@clhendricksbc I have started to use Humanities Commons (https://hcommons.org/) - it has social features, but is non-commercial and scholar-run. You even get a DOI for everything you upload. Some things are still a bit awkward to use but they are very open to constructive criticism. Once I asked for a few minor features, and they were immediately implemented.
New research on how kids from lower socio-economic status communities think about digital privacy. I’m not surprised these kids have a much more nuanced and powerful understanding of privacy than most in tech. They think of the lack of digital privacy as structural discrimination which is a far more powerful framework than the individual responsibility model everyone else uses. http://journals.sagepub.com/eprint/x5QQDiq34kP8X6hsUR7I/full (open access!)
@dadegroot @dannysonwater Yes, same here; my university will launch an open access publishing arm soon. In the humanities, openlibhums.org is also a relevant player, endorsed by hundreds of universities. Finally, there is a growing "green open access" movement which means that people put preprints online (which is mostly allowed). Unpaywall.org offers a systematic way to access them.
3 reasons I’ll not be returning to Twitter

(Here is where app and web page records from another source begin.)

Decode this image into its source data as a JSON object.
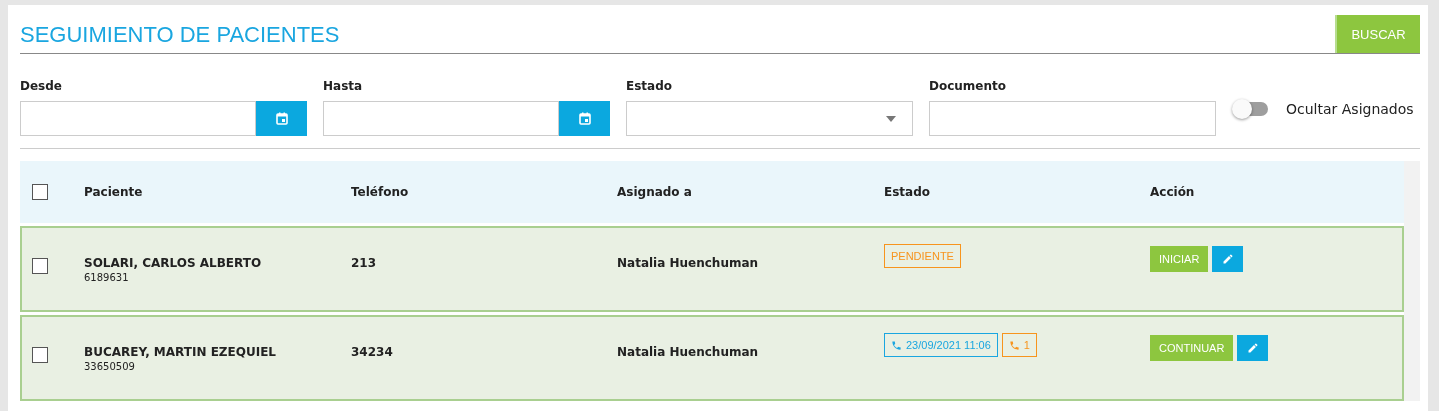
{
  "title": "SEGUIMIENTO DE PACIENTES",
  "search_button": "BUSCAR",
  "filters": [
    {
      "label": "Desde",
      "kind": "date"
    },
    {
      "label": "Hasta",
      "kind": "date"
    },
    {
      "label": "Estado",
      "kind": "select"
    },
    {
      "label": "Documento",
      "kind": "text"
    }
  ],
  "toggle": {
    "label": "Ocultar Asignados",
    "on": false
  },
  "table": {
    "select_all": {
      "checked": false
    },
    "columns": [
      "Paciente",
      "Teléfono",
      "Asignado a",
      "Estado",
      "Acción"
    ],
    "rows": [
      {
        "checked": false,
        "name": "SOLARI, CARLOS ALBERTO",
        "document": "6189631",
        "phone": "213",
        "assigned": "Natalia Huenchuman",
        "status": [
          {
            "kind": "text",
            "text": "PENDIENTE"
          }
        ],
        "action": "INICIAR"
      },
      {
        "checked": false,
        "name": "BUCAREY, MARTIN EZEQUIEL",
        "document": "33650509",
        "phone": "34234",
        "assigned": "Natalia Huenchuman",
        "status": [
          {
            "kind": "call-date",
            "text": "23/09/2021 11:06"
          },
          {
            "kind": "call-count",
            "text": "1"
          }
        ],
        "action": "CONTINUAR"
      }
    ]
  }
}
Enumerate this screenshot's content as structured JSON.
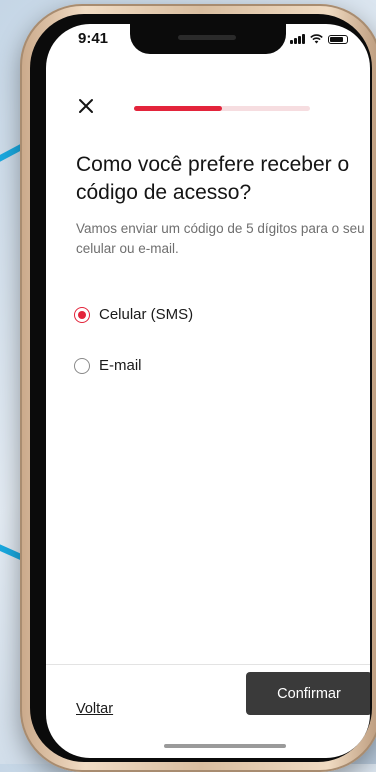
{
  "status_bar": {
    "time": "9:41"
  },
  "progress": {
    "fraction": 0.5,
    "fill_color": "#e3243b",
    "track_color": "#f6dde0"
  },
  "header": {
    "close_icon": "close-icon"
  },
  "title": "Como você prefere receber o código de acesso?",
  "subtitle": "Vamos enviar um código de 5 dígitos para o seu celular ou e-mail.",
  "options": [
    {
      "label": "Celular (SMS)",
      "selected": true
    },
    {
      "label": "E-mail",
      "selected": false
    }
  ],
  "footer": {
    "back_label": "Voltar",
    "confirm_label": "Confirmar"
  },
  "colors": {
    "accent": "#e3243b",
    "button": "#3a3a3a"
  }
}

"OPEN ACCESS THREATENS SCIENCE!!!* *find out how for $38" https://mobile.twitter.com/AcademiaObscura/status/868103257205473280 #openaccess
By the way, if there are any humanities academics here that use #academia.edu or #researchgate, have a look at Humanities Commons (https://hcommons.org/). Not exactly a coop but non-profit and run by scholars, thus much less subject to the inherent conflicts of interest than the commercial academic social networking platforms.
It's time for academics to take back control of research journals